Bariatric Surgery for weight loss in obese patients with type 2 diabetes helped many to reduce their blood sugar to healthy levels and not need more medication for the disease three years after the procedure, according to data presented at a major medical meeting on Monday.
The operation also helped patients to reduce the need for treatments for high blood pressure and cholesterol and led to improvements in quality of life compared with those who received medical therapy for weight loss, the researchers discovered.
The study, called Stampede, which involved 150 obese patients who had type 2 mellitus diabetes for at least eight years, was led by researchers at the Cleveland Clinic.
They compared two types of surgery for weight loss with weight loss achieved with diet and exercise along with advice from nutritionists and, in some countries, additional drugs for diabetes which may help promote weight-loss, such as Novo Nordisk’s Victoza.
More than one third – 37.5 per cent- of the patients who underwent a gastric bypass and a quarter of those who had a gastrectomy were able to acheive levels of sugar in the blood below those recommended by the American Diabetes Association (ADA) and did not need more drugs to control it, researchers said.
This compares with only 5% of the patients in the medical therapy group who achieved an Figure equal to or less than six per cent.The ADA recommends levels of seven per cent or less.
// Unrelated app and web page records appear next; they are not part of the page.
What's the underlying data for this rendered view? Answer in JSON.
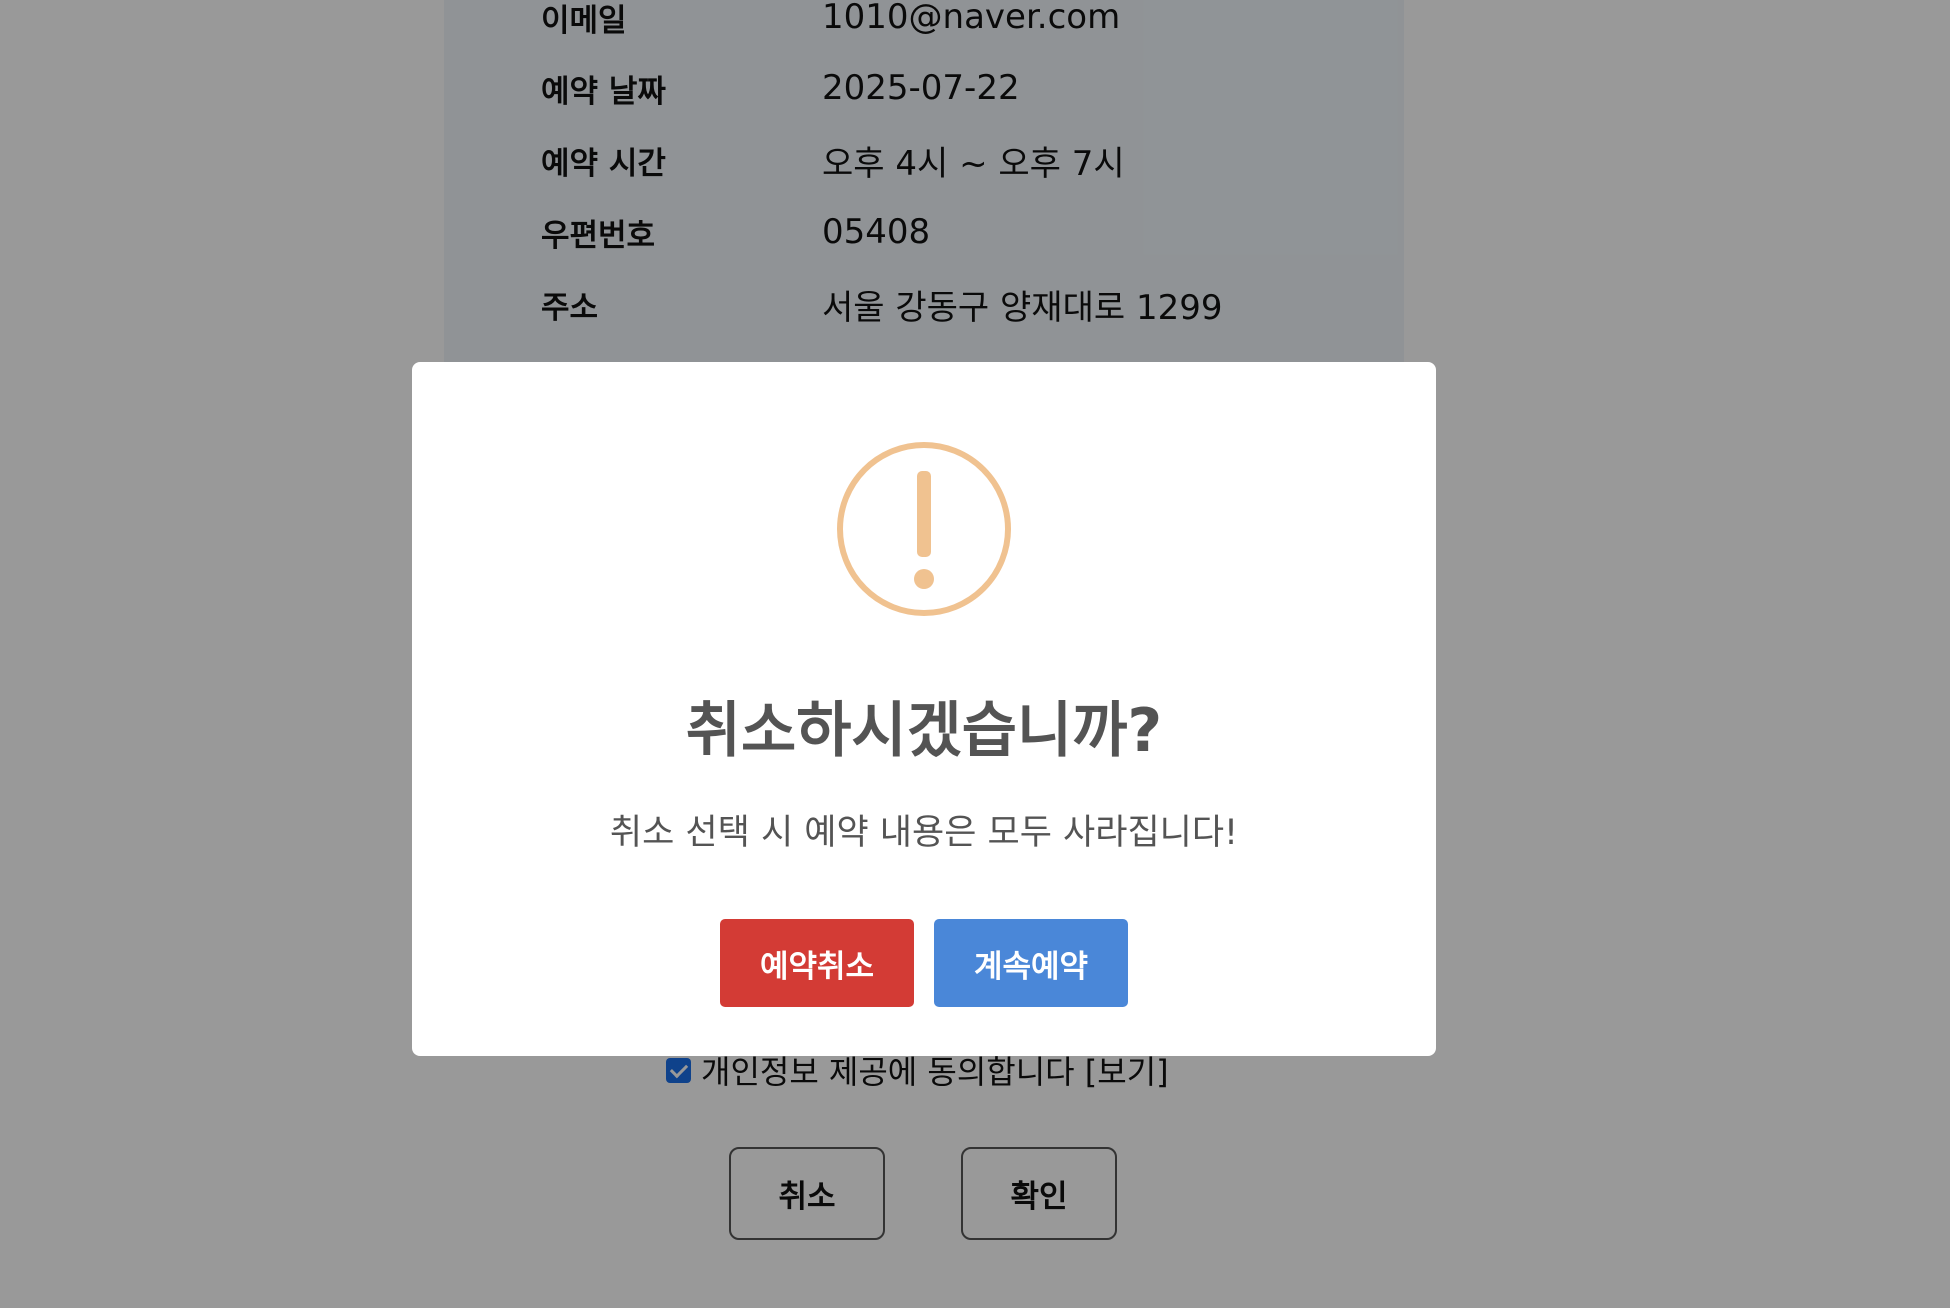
{
  "reservation": {
    "rows": [
      {
        "label": "이메일",
        "value": "1010@naver.com"
      },
      {
        "label": "예약 날짜",
        "value": "2025-07-22"
      },
      {
        "label": "예약 시간",
        "value": "오후 4시 ~ 오후 7시"
      },
      {
        "label": "우편번호",
        "value": "05408"
      },
      {
        "label": "주소",
        "value": "서울 강동구 양재대로 1299"
      }
    ]
  },
  "consent": {
    "checked": true,
    "label": "개인정보 제공에 동의합니다 [보기]"
  },
  "page_buttons": {
    "cancel": "취소",
    "confirm": "확인"
  },
  "modal": {
    "icon": "exclamation-icon",
    "icon_color": "#f0c290",
    "title": "취소하시겠습니까?",
    "text": "취소 선택 시 예약 내용은 모두 사라집니다!",
    "confirm_button": "예약취소",
    "confirm_color": "#d33b35",
    "continue_button": "계속예약",
    "continue_color": "#4a87d8"
  }
}
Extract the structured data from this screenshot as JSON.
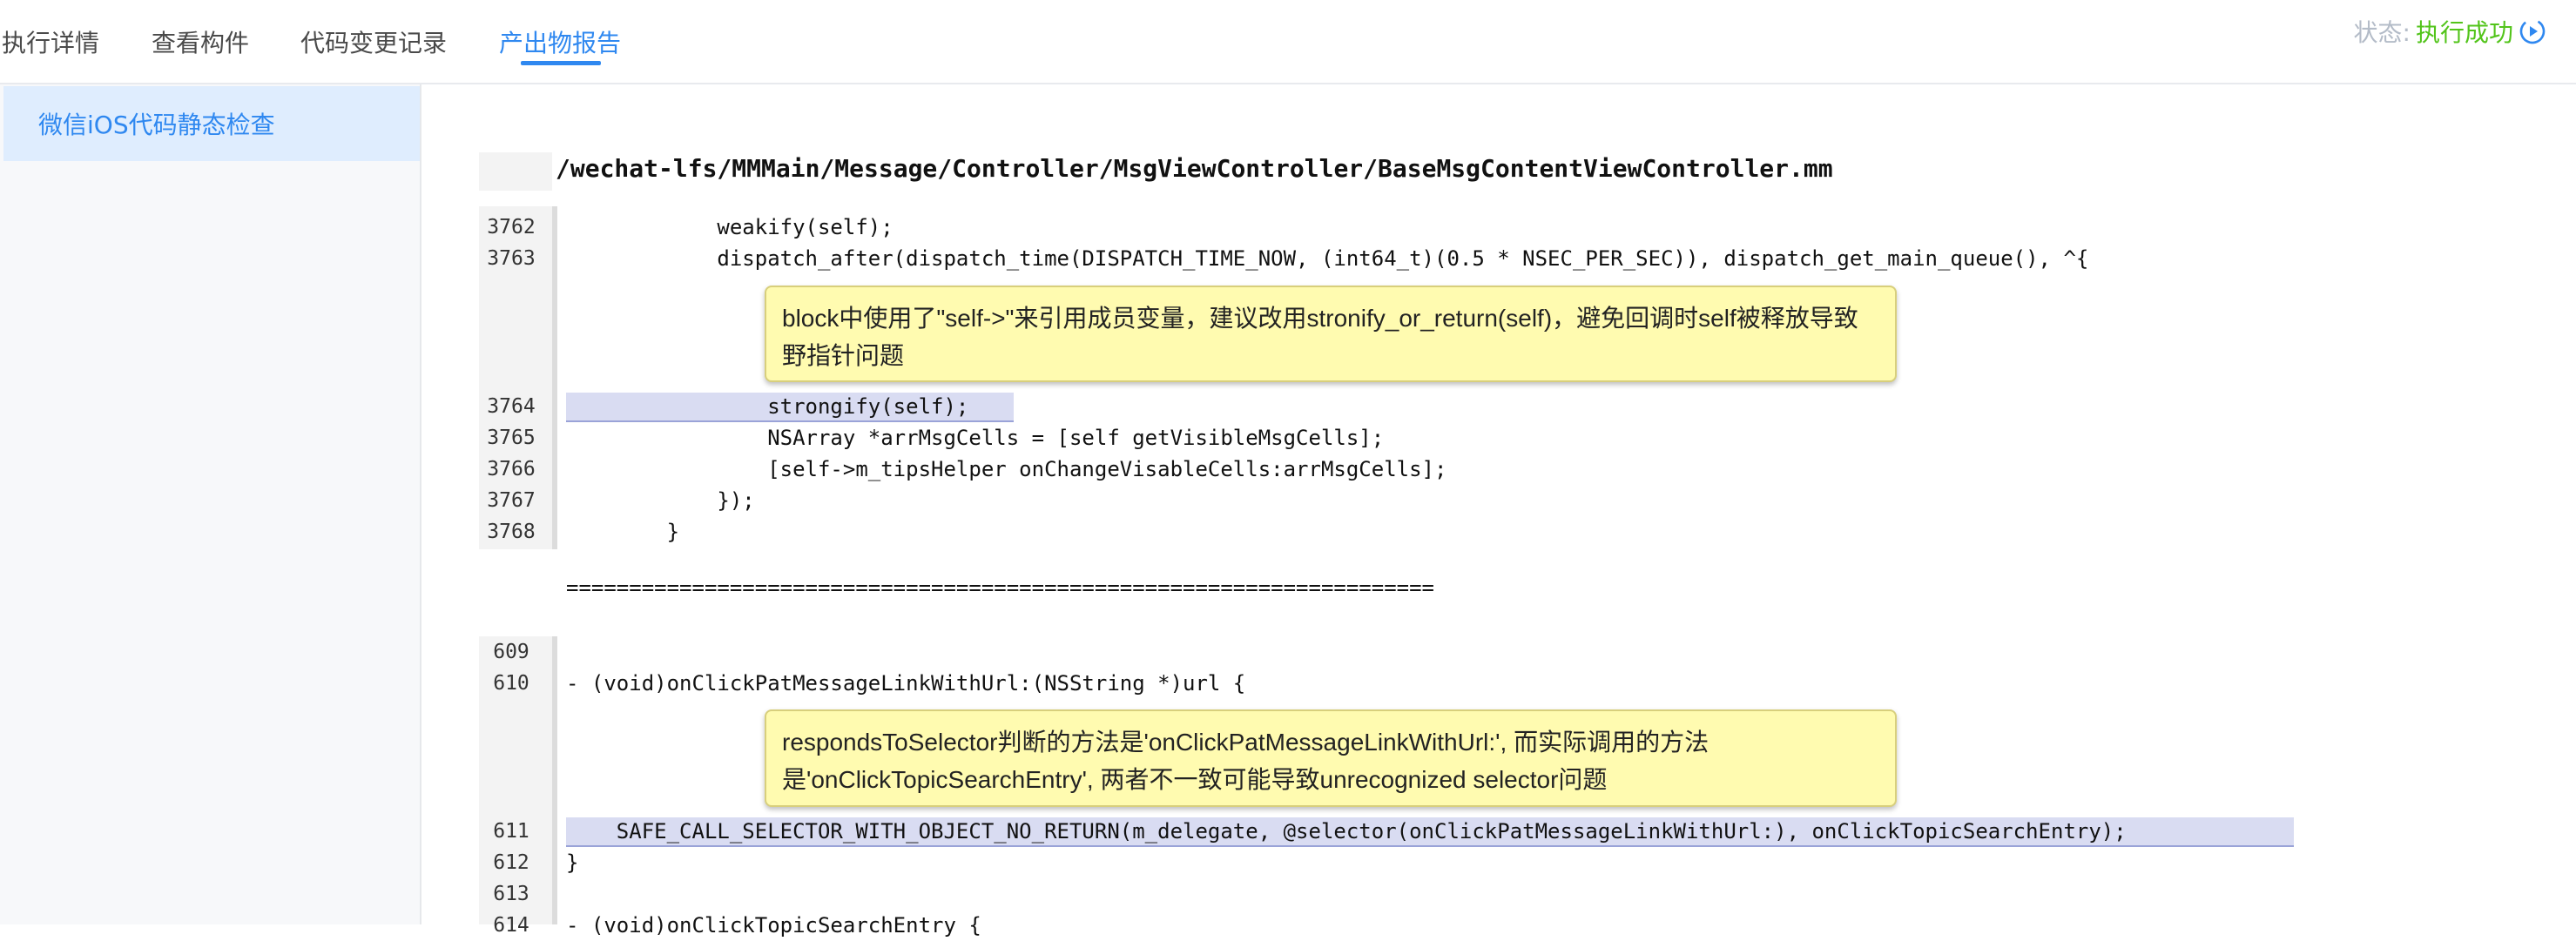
{
  "tabs": [
    {
      "label": "执行详情",
      "active": false
    },
    {
      "label": "查看构件",
      "active": false
    },
    {
      "label": "代码变更记录",
      "active": false
    },
    {
      "label": "产出物报告",
      "active": true
    }
  ],
  "status": {
    "label": "状态:",
    "value": "执行成功",
    "icon": "play-circle-icon",
    "color": "#52c41a"
  },
  "sidebar": {
    "items": [
      {
        "label": "微信iOS代码静态检查",
        "selected": true
      }
    ]
  },
  "report": {
    "file_path": "/wechat-lfs/MMMain/Message/Controller/MsgViewController/BaseMsgContentViewController.mm",
    "block1": {
      "lines": [
        {
          "no": "3762",
          "code": "            weakify(self);"
        },
        {
          "no": "3763",
          "code": "            dispatch_after(dispatch_time(DISPATCH_TIME_NOW, (int64_t)(0.5 * NSEC_PER_SEC)), dispatch_get_main_queue(), ^{"
        },
        {
          "no": "3764",
          "code": "                strongify(self);",
          "highlight": true
        },
        {
          "no": "3765",
          "code": "                NSArray *arrMsgCells = [self getVisibleMsgCells];"
        },
        {
          "no": "3766",
          "code": "                [self->m_tipsHelper onChangeVisableCells:arrMsgCells];"
        },
        {
          "no": "3767",
          "code": "            });"
        },
        {
          "no": "3768",
          "code": "        }"
        }
      ],
      "note": "block中使用了\"self->\"来引用成员变量，建议改用stronify_or_return(self)，避免回调时self被释放导致野指针问题"
    },
    "separator": "=====================================================================",
    "block2": {
      "lines": [
        {
          "no": "609",
          "code": ""
        },
        {
          "no": "610",
          "code": "- (void)onClickPatMessageLinkWithUrl:(NSString *)url {"
        },
        {
          "no": "611",
          "code": "    SAFE_CALL_SELECTOR_WITH_OBJECT_NO_RETURN(m_delegate, @selector(onClickPatMessageLinkWithUrl:), onClickTopicSearchEntry);",
          "highlight": true
        },
        {
          "no": "612",
          "code": "}"
        },
        {
          "no": "613",
          "code": ""
        },
        {
          "no": "614",
          "code": "- (void)onClickTopicSearchEntry {"
        }
      ],
      "note": "respondsToSelector判断的方法是'onClickPatMessageLinkWithUrl:', 而实际调用的方法是'onClickTopicSearchEntry', 两者不一致可能导致unrecognized selector问题"
    }
  }
}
Three years later, only 5 to 10 percent of the patients with surgery still used insulin, compared with 55 per cent of those of the medical therapy group.